TAMPA — Reuben Foster was in good spirits during his hour at a mini-podium Sunday, smiling easily during his media day session at Amalie Arena. Even when confronted with a hypothetical that is not terribly far-fetched—that in an eight-team College Football Playoff, this would be a semifinal round and the Alabama linebacker would be facing another game after this one—Foster didn’t lose the sunny demeanor. Possibly because he knew the theoretical strain of one more outing was just that: Theoretical.
“I wouldn’t imagine playing more games than this,” Foster said.
And how would he categorize the state of his body after 14 games, let alone 16?
“Trust me,” Foster said, with a grin. “You know.”

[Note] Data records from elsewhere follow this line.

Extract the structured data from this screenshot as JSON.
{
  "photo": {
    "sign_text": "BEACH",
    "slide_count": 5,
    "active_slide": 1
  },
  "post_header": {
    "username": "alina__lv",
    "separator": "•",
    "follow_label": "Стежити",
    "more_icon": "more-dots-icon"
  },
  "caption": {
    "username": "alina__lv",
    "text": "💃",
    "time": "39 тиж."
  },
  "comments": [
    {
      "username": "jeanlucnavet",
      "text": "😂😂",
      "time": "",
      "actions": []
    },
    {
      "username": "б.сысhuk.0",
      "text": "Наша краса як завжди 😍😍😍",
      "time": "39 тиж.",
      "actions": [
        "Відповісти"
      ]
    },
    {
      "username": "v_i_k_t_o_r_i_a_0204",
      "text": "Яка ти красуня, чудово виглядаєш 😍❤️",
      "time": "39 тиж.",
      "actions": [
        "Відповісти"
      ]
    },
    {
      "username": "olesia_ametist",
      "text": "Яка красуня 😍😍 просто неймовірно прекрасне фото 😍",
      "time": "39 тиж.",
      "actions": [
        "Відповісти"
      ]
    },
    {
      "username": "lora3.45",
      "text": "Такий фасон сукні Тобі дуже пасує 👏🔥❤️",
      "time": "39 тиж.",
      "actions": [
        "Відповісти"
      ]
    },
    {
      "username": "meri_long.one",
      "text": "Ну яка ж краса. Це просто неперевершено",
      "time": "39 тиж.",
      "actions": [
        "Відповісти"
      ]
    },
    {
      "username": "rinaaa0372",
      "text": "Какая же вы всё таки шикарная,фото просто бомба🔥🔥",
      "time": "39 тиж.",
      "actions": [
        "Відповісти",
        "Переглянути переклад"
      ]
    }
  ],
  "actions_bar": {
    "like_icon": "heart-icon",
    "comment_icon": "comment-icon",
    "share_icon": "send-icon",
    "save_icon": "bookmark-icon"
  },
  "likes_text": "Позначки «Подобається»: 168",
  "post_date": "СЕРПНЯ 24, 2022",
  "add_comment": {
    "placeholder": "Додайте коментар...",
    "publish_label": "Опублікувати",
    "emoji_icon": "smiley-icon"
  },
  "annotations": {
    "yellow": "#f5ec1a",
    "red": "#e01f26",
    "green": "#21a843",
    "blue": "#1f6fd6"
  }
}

No two teams, actually, better understand the toll that playoff expansion would exact on the players than Clemson and Alabama. They played for the national championship last year, and they’ll play for that same championship this year, which means they have intimate familiarity with the price of logging 15 games of action. Not one member of either roster was excited to add a 16th when approached with the idea on Sunday. That would be the road traveled by programs with 12 regular-season games and a full postseason run in an eight-team bracket. It is a path that the Crimson Tide and Tigers would prefer to see blocked off with spike strips.
In an eight-team bracket, Alabama and Clemson would only be in the semifinal round at this stage. Anyone claiming to have athlete welfare in mind might want to ask the actual athletes before doubling the playoff field and adding another game without compensating elsewhere. “That’s just too many games to ask out of a player, honestly,” Clemson tight end Jordan Leggett said. “Having the conference championships and then to go on to play [three] playoff games, it would be ridiculous to do. It’s just too much to ask.”
Or, as Alabama defensive back Minkah Fitzpatrick put it, “That’s too many games. Way too many games.”
If the momentum toward an eight-team playoff is inexorable, the Tigers and Crimson Tide would suggest some consideration for what national finalists put their bodies through already. “It’s really about six months where you’re constantly going and constantly working and your body is hurting all the time,” Fitzpatrick said. Even at a program like Clemson, where practices are kept short in part to help maintain freshness and limit wear-and-tear during the season, there’s no avoiding the consequences of a physical slog that starts with summer conditioning in June and July. “Coach [Dabo] Swinney has done a good job taking care of us,” Clemson linebacker Kendall Joseph said. “But there are nagging things. Like my thumb: I don’t know what’s wrong with my thumb, but my thumb is killing me. Things like that. My feet hurt all the time. My knees. You’re just broke down. Things just add on and it kind of lingers through the season.”
The players would continue to be willing to push past those ailments in pursuit of a championship decided in an eight-team field if there were accommodations in other ways.
Most suggested the elimination of a regular-season game to balance the ledger. “That’d be the only way possible,” Leggett said. Another suggestion was adding more bye weeks during the season and/or during the playoff run itself. Players do think they can get somewhat back to normal given a December schedule that is relatively light on practice and completely bereft of schoolwork once finals are completed. “For that, just being out of school kind of helped,” Alabama offensive lineman Ross Pierschbacher said. “Just focusing on football, taking care of your body, getting off your feet instead of having to go to class right after practice or workouts. That helped out a little bit. But still, to play this football at this high a level for that long, it takes a toll.”
There are, however, complications to more off weeks, too. If the powers behind the playoff want to at least pay lip service to academics, would they want to push the championship game into what would be the second semester at most schools?
Regardless, the two teams playing the most games last year and this year have concluded this much: The grind is worth it for a title, but it’s long, and it doesn’t need to get longer.
“From a fan perspective, it’d probably be awesome,” Joseph said. “But from a player perspective, we’re not feeling it.”